It is imperative not to encourage begging - in Madagascar the people do not really believe in getting something for nothing and will invariably offer you something first. For example a chameleon to photograph.
While the AIDS epidemic has not reached the devastating level found in many southern African countries, it is widely assumed that the incidence of AIDS is underestimated and rising. You should take no risks and avoid unprotected sex in all cases.
Areas inhabited by humans will invariably have large populations of stray dogs. Never provoke a stray dog, and although bites are rare, if bitten seek medical assistance promptly as rabies is not unheard of.
Research malaria prophylaxis options, and follow through. If you are not taking any prophylactics, be sure to always use a mosquito net for sleeping, and apply mosquito repellents once dusk sets in. On-skin repellent (only repellents containing ~40% DEET are effective, such as NoBite, Azeron Before Tropics etc.) is good but should be used in combination with on-clothes repellent (eg: NoBite). The clothes repellent is odourless approximately an hour after application, and clothes can be washed up to 4 times before it needs to be re-applied. If you wear long-sleeve clothing treated with the repellent and apply on-skin repellent to the skin parts not covered, you will be very safe against mosquito bites and can skip the prophylaxis with its notorious side effects. Be sure to take the repellent issue seriously, though, as it's very easy to fall into a more 'relaxed' mode after you've spent some time in the country.

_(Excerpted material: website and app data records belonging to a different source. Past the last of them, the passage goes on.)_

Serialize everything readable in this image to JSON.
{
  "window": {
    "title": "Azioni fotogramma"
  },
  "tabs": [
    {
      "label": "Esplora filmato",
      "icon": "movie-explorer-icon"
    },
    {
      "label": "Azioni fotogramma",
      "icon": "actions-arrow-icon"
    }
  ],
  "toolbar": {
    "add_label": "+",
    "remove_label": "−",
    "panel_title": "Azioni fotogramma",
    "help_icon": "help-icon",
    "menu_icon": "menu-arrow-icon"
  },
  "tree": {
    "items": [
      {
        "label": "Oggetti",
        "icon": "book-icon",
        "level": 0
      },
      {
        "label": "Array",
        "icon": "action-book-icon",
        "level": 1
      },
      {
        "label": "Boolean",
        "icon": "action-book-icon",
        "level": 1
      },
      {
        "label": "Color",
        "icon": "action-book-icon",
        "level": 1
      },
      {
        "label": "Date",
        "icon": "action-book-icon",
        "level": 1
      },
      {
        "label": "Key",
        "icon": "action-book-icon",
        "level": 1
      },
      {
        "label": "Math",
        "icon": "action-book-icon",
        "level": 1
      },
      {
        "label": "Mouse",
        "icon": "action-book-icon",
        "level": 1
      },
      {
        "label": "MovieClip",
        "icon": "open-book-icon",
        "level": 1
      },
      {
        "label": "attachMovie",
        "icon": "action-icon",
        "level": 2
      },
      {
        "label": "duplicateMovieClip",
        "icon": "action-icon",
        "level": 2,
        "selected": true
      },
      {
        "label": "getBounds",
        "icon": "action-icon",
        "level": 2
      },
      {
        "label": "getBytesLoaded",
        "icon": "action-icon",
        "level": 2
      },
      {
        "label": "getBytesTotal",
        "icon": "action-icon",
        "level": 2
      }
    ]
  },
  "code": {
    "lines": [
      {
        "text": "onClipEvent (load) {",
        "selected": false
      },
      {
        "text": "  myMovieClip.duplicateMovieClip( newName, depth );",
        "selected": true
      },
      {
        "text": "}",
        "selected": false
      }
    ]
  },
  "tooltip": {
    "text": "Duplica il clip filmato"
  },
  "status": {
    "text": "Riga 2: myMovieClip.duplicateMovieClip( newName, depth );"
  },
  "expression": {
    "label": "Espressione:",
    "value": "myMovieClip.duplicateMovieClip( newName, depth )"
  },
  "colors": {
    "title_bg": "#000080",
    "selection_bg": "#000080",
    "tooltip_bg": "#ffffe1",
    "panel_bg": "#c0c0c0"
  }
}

Remember that Madagascar is in the tropics and take precautions against sunburn and heat exhaustion seriously. Wear lots of sunscreen and keep hydrated. Remember that a cloudy day does not mean you won't get burnt.
Everyday life in Madagascar is regulated by numerous fady (taboos) which vary from one region to another. They can forbid foods (pork, lemur, turtle... ), wearing clothes of a particular colour, bathing in a river or a lake. Observance of "Fady" is mostly limited to rural areas, as tourists will most likely not run into this problem if they stay in the main towns. However, there are Fady's in places such as Antananarivo but most Vazaha are exempt.
Fady are attributed to ancestors, to whom Malagasy adopt a respectful attitude whatever their religion. It is safest to respect these prohibitions and not violate them, even if you feel they don't make sense. Inform yourself about local fady when you arrive in a new place.
When addressing anyone older than you or in a position of authority (e.g. police, military, customs officials), use the word "tompoko (toom-pook)" the same way you would use "Sir" or "Ma'am" in English. Respect for elders and authority figures is important in Madagascar.
Do not ever take photos of a tomb without permission. Always ask permission before taking photos. Also, if you go to a remote village or hamlet it is fomba or tradition that you first meet with the head of the village if you have business in the village. Meeting this person can save you a lot of time if you have work to do there.